9 November 2011 - Aneaka Kellay

LONDON: Campaigners have brought 2.3 tonnes of imitation 'depleted uranium (DU) dust' to the MoD's doorstep to remind them of their responsibility for contaminating areas of Iraq and Kuwait, during the 1991 and 2003 conflicts.

They are demanding the government take responsibility for contamination in the Gulf and cancel plans to extend the life of the UK's lastremaining DU round, CHARM3. The action is part of a global event marking
the International Day of Action on Depleted Uranium, and the UN International Day for Preventing the Exploitation of the Environment in War and Armed Conflict. Rae MoD letter

Along with the DU dust, campaigners delivered a letter to the MoD, signed by eight organisations including the Campaign Against Depleted Uranium, Campaign for Nuclear Disarmament, Pax Christi, and Campaign Against the Arms Trade, and award winning film-maker and journalist John Pilger. The letter condemns the use of DU, asks the MoD to publicly recognise the risks from DU weapons and calls for a stop to the CHARM3 extension programme.

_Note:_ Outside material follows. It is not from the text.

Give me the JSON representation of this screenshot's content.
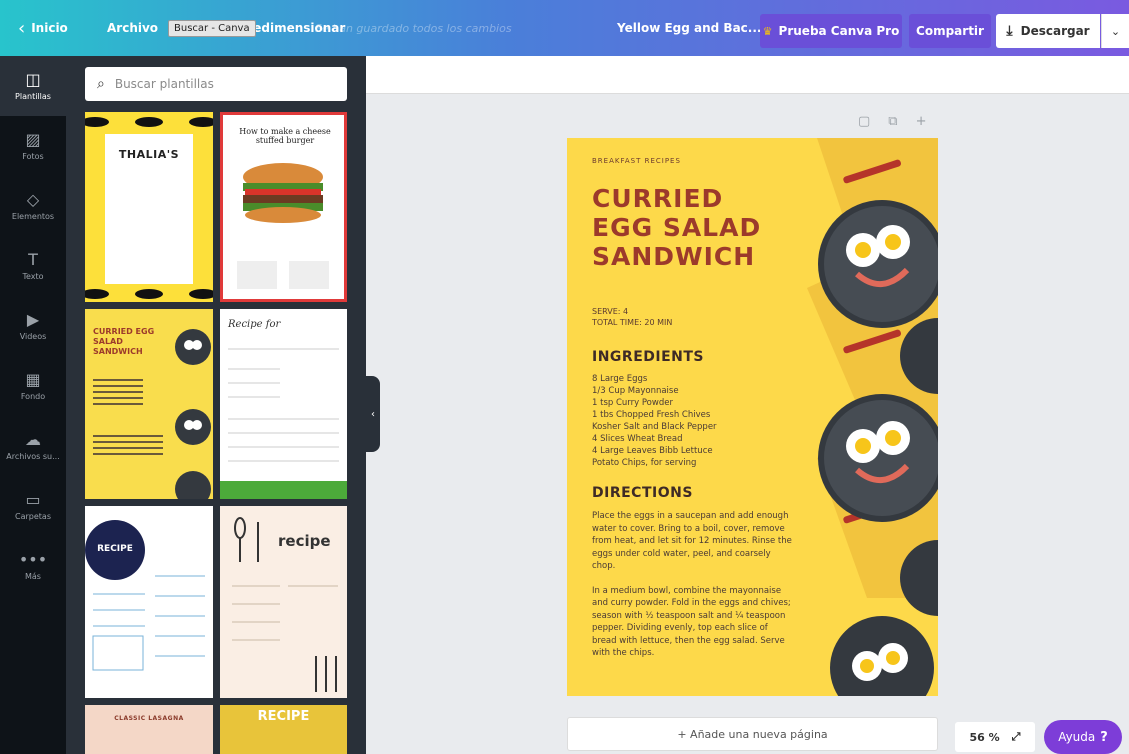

CHARM3 is the last UK munition to contain the increasingly controversial DU. When DU munitions hit hard targets an uncontrolled release of DU dust occurs. If inhaled or ingested, this dust has the potential to cause cancer. In areas that DU has been used, most notably in Iraq, doctors have reported a substantial increase in the rates of cancers and birth defects within the population [2].
MoD protest
Aneaka Kellay, CADU campaigner said: "It is completely irresponsible for the MoD to use weapons that leave toxic remnants that put the health of civilians at risk, particularly given that these weapons would not be
acceptable to use within the UK according to our own environmental protection regulations. I hope the new defence minister Philip Hammond sees sense and removes this toxic cold war relic from its arsenal."

DU is increasingly seen as a Cold War relic, which was developed out of fear of a Soviet tank invasion. International opposition to their use is continuing to grow. Campaigners argue that the Soviet threat is outdated and that radioactive and chemically toxic weapons are particularly inappropriate for contemporary humanitarian focused operations.

The propellant charge for the CHARM3 rounds will expire in 2013 and the MoD is developing a Life Extension Programme (LEP) [3] to enable their use beyond 2013. The MoD admits that DU weapons are not 'safe' but
continue to incorrectly claim that DU poses no risk in order to justify its continued use.

It is looking increasingly likely that DU munitions will be subject to an international ban and the UK has an opportunity to take a leading role in this process.

Concerned MP's have submitted an Early Day Motion to parliament on the CHARM3 renewal [4]. Internationally DU weapons have been condemned by four resolutions in the European Parliament, including a landslide resolution in 2008, which called for a moratorium on DU's use and efforts toward a global ban. DU weapons have been the focus of three resolutions in the United Nations General Assembly, and the subject of domestic bans in Costa Rica and Belgium.


For any further information please contact Doug Weir on 0161 273 8293      


[1] To see a copy of the letter please see

[2] See A Question of Responsibility - the legacy of depleted uranium use in the Balkans, ICBUW report, September 2010. Available for download here:

[3] To see a copy of the FOI request relating to the CHARM 3 round please contact 0161 273 8293 or send an email to 

[4] EDM 2318 Depleted Uranium Weapons Renewal